Dry Bones: Obloquy and Ignominy
Sometimes our foes don't just want to defeat us, they want to make us know and feel the defeat that they inflict...and then they want us to remember it. Beyond erasing an opponent, how about arranging things so that they can never, ever forget the defeat they experienced at your hands?
That is the valley of dry bones.
This is more than a vision of new life and resuscitation given the prophet for the benefit of the people yearning for restoration to God's favor. This is more than a promise of new life.
This is a reversal of defeat. This is a restoration of honor, of hope.
In ancient times, one of the ways an invading power could force people to remember defeat at their hands in battle was to refuse them the right to bury their dead. After the corruption would fade, there would still be the bones of your people on and eventually in the ground. Imagine that, attempting to work the land of your ancestors, when every time your put the plow into the earth your ancestor's bones would be dragged up into the light. Nothing would ever feel clean again. Daily work would be a horror. You would be reminded of the defeat, the grief, the loss, the ignominy and the obloquy (the insult and the shaming) by any action you took to work on recovery.
This depiction of dry bones is more than people being mostly dead. This cohort is long, long dead and gone...what hope could there be for the people, for the land, when all around us is ruin, corruption and death?
It takes God's will, spirit and in the end God's very breath to make it so. The prophet is commanded to prophesy to the bones, and with a rustling like dry autumn leaves brushing against each other they come together. The song of restoration continues, and there are sinews, muscles and flesh; but there is no life. Finally, the breath of God is summoned, riding on the wind. It enters the dead, and there it is: life, hope, honor, even the land itself are restored and renewed.
In the face of all of the doom that Ezekiel has been preaching, it is quite literally a breath of fresh air for us to hear these words.
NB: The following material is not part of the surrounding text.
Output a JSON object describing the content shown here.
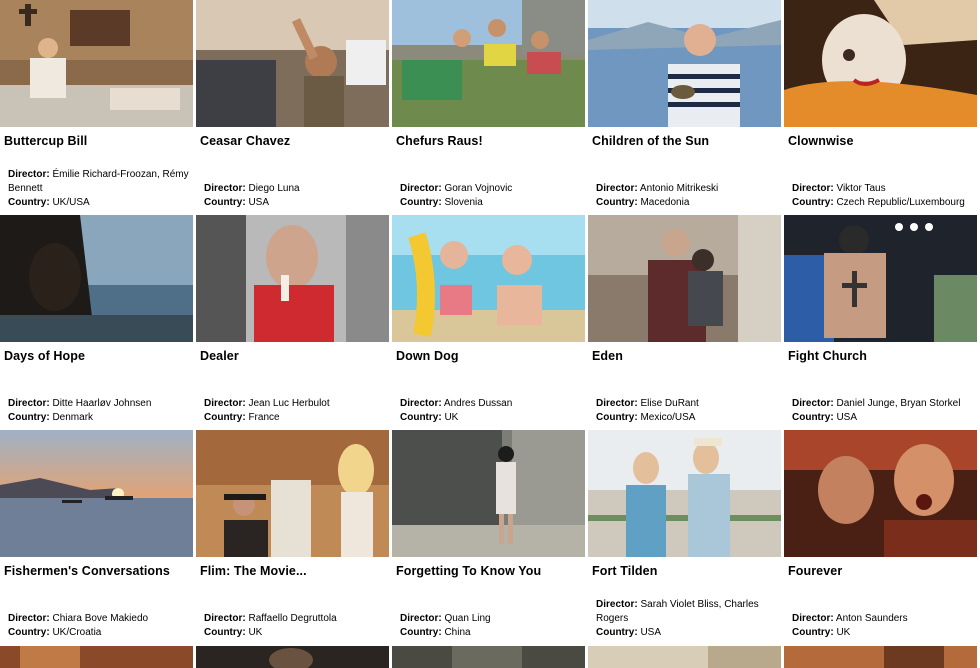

Better still to hear God's warding of Gog/Magog, that the tribes of the North will not be allowed to prevail again in this way against the people of God. Not only is this life restored, this is the promise of that renewed life being nurtured and protected.
In the Church today, we need to hear these words. So much hope has been eroded over the last decades of the previous century, so much ground has been lost in the proclamation of the Gospel. We need to hear about the Valley of the Dry Bones and the promise of new life that the prophets preaching to them illustrates. Granted, we have not been overcome by the howling hordes of invading armies, or suppressed by repressive regimes...our valley of dry bones has been the Church's increasing lack of relevance to the life of people in our culture today. If we take anything from today's reading, it should be this...an invitation to be like Ezekiel, willing to preach to dry bones with a faith and confidence that God will indeed bring new life to them. We just have to be willing to go out to those barren and bereft places with the Good News, to overcome shame and fear, to leave behind grief and worry...and to be confident in a God that continually brings new life to the dry bones of our lives.